CHARLES: Absolutely.

CAMEROTA: Of not knowing what's happening with her family and what's happening on this side. And, you know, you just don't deserve to be lingering in this -- in this state of grief.

How is -- Charlotte, how is your other son? I mean, as we said, Harry was a twin. How is Nile?

CHARLES: Drifting through hour by hour like we are each day. And he's got to rediscover who he is. He's always been a -- they've always been a them and an us. Although he's got siblings on both sides of the extended family, he only had one twin. And he's doing his best. He's trying to be strong. But he's right behind us fully on trying to get justice for Harry. He -- yes, he's obviously devastated.


Well, Charlotte Charles and Tim Dunn and Radd Seiger, we hear your plea. We hope that leaders on both side in both countries are listening. And we certainly hope that your family can get through this and get some sort of justice for Harry.

Thank you very much for being with us.

SEIGER: Thank you.

DUNN: Thank you.

CHARLES: Thank you. Thanks for having us.

DUNN: Thank you.

CAMEROTA: Gosh, it's just hard, John.

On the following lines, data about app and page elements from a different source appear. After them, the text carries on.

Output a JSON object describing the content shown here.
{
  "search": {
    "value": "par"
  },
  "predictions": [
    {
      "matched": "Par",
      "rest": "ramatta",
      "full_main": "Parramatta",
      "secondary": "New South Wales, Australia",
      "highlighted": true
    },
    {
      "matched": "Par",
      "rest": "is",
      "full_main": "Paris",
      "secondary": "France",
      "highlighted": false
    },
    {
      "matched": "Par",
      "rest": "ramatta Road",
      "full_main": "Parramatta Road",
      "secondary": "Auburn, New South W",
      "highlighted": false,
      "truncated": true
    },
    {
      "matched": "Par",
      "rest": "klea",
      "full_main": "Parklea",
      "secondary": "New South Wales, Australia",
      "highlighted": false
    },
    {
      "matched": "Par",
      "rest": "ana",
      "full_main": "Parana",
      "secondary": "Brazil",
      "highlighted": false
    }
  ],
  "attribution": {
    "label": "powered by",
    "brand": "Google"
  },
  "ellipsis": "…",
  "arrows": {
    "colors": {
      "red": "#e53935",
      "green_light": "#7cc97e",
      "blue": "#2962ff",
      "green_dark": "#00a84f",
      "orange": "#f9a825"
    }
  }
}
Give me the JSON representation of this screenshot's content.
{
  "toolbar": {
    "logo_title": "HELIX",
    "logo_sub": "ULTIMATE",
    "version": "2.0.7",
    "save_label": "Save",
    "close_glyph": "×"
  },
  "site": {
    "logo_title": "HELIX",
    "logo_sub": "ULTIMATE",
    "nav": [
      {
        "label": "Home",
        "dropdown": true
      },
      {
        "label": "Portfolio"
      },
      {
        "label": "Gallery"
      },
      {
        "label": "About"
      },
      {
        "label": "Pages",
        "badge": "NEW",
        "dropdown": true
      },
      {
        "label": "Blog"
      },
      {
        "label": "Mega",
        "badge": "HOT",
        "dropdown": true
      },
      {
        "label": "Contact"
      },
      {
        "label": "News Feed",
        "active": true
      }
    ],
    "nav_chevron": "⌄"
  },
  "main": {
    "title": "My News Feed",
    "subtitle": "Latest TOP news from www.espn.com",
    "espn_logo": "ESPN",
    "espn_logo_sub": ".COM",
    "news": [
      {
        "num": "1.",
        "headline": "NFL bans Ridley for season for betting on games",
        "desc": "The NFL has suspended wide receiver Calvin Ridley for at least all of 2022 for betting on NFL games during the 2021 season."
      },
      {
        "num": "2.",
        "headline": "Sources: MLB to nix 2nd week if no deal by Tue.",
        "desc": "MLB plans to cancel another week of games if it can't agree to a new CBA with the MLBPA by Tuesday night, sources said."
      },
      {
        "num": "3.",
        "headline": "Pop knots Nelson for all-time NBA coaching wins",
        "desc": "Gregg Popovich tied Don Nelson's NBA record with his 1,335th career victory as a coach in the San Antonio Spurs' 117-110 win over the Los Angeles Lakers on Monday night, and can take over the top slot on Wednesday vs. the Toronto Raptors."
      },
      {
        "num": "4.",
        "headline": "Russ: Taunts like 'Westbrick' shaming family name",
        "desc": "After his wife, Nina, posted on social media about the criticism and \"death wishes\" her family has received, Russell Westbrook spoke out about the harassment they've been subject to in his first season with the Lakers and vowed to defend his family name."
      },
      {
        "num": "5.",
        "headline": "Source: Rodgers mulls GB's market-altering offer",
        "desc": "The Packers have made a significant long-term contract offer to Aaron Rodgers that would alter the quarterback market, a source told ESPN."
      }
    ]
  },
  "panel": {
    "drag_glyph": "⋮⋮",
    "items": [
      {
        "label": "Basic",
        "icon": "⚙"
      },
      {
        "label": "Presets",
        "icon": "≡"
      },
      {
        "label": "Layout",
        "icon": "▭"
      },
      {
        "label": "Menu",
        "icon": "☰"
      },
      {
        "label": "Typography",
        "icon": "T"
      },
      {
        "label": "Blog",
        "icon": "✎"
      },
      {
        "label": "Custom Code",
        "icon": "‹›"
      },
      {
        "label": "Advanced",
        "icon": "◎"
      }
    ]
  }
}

I mean, obviously, as both parents of twins, we understand the grief that the whole family would feel for a loss like this.

BERMAN: Yes, and to be caught in the middle of an international dispute on top of all that.

CAMEROTA: We will be continuing to follow that story.

Meanwhile, back here, new poll numbers paint a very bleak picture for President Trump's fate on impeachment.

So NEW DAY continues right now.


UNIDENTIFIED FEMALE: Sondland's testimony will be a really big moment in this inquiry, and his name is all over those text messages.

UNIDENTIFIED FEMALE: You can see him discussing with other diplomats who are concerned that there's another quid pro quo going on.

UNIDENTIFIED MALE: That doesn't read like a text. It reads like the back of your credit card bill. It's very carefully stated. UNIDENTIFIED MALE: U.S. troops are pulling back from the Syrian

Turkish border, making way for a looming Turkish invasion.

DONALD TRUMP, PRESIDENT OF THE UNITED STATES: We defeated this group, largely, defeated ISIS 100 percent.

UNIDENTIFIED MALE: The biggest lie being told by the administration that ISIS is defeated.


ANNOUNCER: This is NEW DAY with Alisyn Camerota and John Berman.

BERMAN: All right, welcome to our viewers in the United States and all around the world. This is NEW DAY.

And we have breaking news.


A new national poll shows support for an impeachment inquiry growing big time. These are brutal numbers for President Trump.